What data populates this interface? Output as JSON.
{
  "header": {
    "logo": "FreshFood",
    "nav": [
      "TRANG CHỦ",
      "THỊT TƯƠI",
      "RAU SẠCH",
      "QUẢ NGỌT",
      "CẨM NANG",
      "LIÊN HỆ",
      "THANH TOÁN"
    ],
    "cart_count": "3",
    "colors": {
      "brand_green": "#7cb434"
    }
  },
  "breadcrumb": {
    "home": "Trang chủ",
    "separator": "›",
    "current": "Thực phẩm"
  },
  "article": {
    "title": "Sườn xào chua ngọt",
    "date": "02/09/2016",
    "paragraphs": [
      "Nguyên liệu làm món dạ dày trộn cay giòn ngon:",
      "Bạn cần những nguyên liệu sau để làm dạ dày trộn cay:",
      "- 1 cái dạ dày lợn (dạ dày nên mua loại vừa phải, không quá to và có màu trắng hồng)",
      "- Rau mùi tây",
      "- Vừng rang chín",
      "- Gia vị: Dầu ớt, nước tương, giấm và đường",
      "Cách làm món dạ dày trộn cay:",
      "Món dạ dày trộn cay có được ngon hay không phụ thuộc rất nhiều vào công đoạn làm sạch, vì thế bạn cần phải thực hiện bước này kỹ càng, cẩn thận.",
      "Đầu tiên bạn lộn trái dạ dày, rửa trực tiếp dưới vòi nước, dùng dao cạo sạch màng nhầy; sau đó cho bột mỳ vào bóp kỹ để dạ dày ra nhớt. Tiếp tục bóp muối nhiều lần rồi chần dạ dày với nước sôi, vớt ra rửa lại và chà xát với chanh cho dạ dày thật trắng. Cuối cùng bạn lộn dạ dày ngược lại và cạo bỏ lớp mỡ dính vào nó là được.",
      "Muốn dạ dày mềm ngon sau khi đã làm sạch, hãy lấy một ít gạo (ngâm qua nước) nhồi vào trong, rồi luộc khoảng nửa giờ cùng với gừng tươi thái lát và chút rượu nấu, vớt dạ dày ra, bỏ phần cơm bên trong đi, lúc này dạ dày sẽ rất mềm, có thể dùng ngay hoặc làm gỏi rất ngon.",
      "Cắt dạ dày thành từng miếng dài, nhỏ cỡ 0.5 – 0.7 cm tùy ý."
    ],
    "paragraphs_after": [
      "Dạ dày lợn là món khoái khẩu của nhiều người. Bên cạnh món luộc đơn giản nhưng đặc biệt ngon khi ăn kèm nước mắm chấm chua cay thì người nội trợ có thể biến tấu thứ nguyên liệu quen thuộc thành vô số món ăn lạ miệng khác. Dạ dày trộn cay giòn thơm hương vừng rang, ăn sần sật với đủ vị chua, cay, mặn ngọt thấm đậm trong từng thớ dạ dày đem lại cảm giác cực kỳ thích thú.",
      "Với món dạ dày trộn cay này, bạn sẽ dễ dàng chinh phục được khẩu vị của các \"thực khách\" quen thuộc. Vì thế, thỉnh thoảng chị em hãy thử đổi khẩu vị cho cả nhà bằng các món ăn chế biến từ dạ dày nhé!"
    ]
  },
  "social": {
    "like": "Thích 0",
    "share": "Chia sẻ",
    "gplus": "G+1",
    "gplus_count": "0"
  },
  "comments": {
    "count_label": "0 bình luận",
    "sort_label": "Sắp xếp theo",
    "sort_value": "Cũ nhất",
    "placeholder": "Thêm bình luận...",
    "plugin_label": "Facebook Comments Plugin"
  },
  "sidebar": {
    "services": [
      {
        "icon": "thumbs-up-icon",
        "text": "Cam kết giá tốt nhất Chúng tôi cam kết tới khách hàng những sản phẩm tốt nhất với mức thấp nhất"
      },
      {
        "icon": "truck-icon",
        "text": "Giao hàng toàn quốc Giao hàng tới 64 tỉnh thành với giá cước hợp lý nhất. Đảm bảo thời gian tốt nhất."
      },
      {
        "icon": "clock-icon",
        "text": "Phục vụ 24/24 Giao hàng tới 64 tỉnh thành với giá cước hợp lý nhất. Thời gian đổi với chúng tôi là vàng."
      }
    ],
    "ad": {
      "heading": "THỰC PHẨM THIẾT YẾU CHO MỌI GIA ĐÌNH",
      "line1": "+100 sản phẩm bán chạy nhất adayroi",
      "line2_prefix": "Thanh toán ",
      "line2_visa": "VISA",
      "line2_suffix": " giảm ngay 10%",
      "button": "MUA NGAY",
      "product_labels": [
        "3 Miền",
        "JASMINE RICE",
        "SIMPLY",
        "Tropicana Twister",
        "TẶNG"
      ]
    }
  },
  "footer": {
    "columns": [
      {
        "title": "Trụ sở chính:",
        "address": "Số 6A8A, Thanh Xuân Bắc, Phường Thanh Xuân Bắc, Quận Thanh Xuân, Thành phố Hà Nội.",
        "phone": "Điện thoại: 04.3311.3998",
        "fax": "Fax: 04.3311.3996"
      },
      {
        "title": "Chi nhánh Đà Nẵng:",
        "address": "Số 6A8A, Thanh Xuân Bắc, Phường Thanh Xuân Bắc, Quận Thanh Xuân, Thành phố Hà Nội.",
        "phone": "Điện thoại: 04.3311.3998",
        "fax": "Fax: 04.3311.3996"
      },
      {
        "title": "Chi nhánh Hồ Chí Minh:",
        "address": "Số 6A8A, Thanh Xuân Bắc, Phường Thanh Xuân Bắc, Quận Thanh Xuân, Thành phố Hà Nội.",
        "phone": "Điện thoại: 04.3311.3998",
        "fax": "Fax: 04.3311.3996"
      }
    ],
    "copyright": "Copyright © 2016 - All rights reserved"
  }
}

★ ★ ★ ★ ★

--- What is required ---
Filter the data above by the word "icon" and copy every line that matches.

--- Exercise response ---
        "icon": "thumbs-up-icon",
        "icon": "truck-icon",
        "icon": "clock-icon",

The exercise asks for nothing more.